That’s a tough break for Prograis who responded with six valiant minutes after hearing his corner’s opinion that the championship rounds were must-haves in order to win the fight. But, did Polanco give Prograis a clear Taylor round in the third?
Frankly, while the Polanco’s winner for the 12th round seems like a head-scratcher, I find it hard to question his performance of his duties altogether. In fact, the overall decision seems to be the reason why boxing has three judges – the right winner invariably comes out in the wash.
Despite the four categories that judging is dependent on – clean punches, effective aggressiveness, defense and ring generalship – the way that these are all applied and/or valued is not an exact science. In fact, in a closely contested round, I’ve often heard the determining factor was a matter of, “Fighter A landed the best punch in the round.” To make matters more confounding, scoring a 10-10 round like Montello’s card in the eighth round (Prograis’ best per the judges) is a frowned upon practice. We’re almost forcing some fighter to catch a bad break!

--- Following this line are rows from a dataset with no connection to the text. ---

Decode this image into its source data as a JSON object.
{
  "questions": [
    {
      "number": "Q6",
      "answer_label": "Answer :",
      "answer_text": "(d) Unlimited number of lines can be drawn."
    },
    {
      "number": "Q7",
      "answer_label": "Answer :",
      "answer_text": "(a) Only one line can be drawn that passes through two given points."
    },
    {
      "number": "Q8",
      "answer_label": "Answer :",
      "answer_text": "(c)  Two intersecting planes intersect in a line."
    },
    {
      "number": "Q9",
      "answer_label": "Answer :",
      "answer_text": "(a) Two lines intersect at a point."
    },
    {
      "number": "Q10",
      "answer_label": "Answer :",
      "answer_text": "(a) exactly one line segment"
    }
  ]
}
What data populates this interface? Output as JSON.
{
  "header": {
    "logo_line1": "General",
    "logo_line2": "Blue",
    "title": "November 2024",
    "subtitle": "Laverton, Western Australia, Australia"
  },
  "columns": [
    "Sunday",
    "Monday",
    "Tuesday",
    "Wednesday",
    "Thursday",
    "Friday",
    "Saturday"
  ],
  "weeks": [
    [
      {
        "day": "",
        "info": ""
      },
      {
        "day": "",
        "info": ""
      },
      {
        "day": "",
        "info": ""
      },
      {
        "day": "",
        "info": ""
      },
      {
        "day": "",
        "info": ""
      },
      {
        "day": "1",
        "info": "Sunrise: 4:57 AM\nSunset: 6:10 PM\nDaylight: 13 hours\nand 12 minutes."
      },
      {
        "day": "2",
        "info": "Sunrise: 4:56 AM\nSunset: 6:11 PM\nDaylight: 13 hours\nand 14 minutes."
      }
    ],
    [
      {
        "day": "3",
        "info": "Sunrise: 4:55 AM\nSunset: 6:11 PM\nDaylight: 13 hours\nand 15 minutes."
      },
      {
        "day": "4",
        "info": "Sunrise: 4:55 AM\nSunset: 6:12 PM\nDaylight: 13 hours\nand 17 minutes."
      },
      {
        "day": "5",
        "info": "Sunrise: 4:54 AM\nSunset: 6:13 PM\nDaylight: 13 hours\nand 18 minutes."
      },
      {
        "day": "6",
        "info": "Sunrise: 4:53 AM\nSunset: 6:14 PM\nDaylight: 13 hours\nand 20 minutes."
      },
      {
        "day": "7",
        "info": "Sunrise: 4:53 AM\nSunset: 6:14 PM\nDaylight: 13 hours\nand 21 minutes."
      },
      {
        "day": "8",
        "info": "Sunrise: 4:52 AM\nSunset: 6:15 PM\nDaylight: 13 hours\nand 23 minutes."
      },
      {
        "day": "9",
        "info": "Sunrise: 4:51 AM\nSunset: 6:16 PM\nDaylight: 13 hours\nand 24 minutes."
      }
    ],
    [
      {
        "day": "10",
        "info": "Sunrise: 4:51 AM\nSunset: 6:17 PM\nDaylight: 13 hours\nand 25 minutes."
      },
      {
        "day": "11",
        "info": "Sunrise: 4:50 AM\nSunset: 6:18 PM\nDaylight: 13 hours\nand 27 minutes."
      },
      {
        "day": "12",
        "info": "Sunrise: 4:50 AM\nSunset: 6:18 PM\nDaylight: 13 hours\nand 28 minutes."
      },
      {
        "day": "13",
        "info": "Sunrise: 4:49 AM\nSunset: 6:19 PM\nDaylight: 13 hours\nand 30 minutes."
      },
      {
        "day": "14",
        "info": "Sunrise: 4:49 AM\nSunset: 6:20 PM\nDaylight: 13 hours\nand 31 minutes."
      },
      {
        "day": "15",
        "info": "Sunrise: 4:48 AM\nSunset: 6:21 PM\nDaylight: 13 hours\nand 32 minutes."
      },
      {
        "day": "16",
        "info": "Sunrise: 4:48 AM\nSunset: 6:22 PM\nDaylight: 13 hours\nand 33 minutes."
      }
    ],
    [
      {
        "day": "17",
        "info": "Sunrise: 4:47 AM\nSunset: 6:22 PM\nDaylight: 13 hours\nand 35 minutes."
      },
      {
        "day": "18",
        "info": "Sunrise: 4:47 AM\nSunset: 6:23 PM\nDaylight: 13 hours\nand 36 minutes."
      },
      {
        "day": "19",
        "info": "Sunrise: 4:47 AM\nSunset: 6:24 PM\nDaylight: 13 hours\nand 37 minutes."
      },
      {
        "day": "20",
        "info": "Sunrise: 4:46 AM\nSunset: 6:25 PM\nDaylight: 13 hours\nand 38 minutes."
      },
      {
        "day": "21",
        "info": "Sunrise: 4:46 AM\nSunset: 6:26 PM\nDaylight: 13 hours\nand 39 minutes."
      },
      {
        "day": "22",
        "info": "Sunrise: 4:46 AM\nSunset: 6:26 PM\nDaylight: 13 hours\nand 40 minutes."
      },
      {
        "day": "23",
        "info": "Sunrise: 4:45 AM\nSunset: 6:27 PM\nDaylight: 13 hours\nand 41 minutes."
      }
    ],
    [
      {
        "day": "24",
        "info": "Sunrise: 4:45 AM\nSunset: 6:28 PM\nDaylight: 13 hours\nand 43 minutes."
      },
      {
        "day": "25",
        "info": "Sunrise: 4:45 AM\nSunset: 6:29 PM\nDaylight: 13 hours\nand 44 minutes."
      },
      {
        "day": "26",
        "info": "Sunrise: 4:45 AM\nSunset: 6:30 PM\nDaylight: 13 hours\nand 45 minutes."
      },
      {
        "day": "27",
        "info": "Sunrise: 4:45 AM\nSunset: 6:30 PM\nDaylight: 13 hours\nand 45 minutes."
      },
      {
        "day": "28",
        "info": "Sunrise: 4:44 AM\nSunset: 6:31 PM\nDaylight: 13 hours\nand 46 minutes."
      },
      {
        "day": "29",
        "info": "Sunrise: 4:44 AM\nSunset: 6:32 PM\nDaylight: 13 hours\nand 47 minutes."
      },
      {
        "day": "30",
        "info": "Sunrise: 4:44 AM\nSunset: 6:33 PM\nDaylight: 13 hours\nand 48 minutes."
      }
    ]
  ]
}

In Prograis’ case, he stood tall in his moment of defeat, offering no excuses while standing within earshot of Taylor during the post-fight interview. He even conceded that Taylor was the better man that night. During his call into At The Fights Monday, October 28 the New Orleans native remained upbeat regarding both his performance and his next move.
“It was just my fault,” he admitted, “I knew that coming over here from America, I felt like I wasn’t going to get the decision unless I knocked him out. And I really felt like I could knock him out.
I think my biggest thing was that I stood and fought with him for too much, and that was his game too. He was a very good inside fighter, and I thought that I could really break him down and get him tired for the later rounds. And, he was still there, basically.
I think the first four rounds, for sure, I went out there and I out-boxed him clearly. Then he started bringing the fight to me. He came to me, and I wanted to bring the fight to him, I wanted to just go there and trade, and make it a war.
Same as it is with any sport, the more an athlete works before and during the game, contest or match they stand a better chance at influencing what their break is – a boost or a step backwards. Prograis understands he lost the fight to his own penchant to go to war, when the battle of the middle rounds against Taylor ultimately called for what he believes was his superior boxing ability.
Bad break or learning experience, Prograis’ “0” is forever gone, along with the world title he worked so hard to capture. His spirit sounds no worse for wear, and since he willingly accepted the format of the WBSS and whatever circumstances it presented him, hopefully in the near future the business of boxing can be worked out so that him and Taylor can run it back. I can’t wait to see what’s next for the Rougarou, the warrior, boxing’s latest break wasn’t able to leave broke.
All photos by Mark Robinson/MDR Photography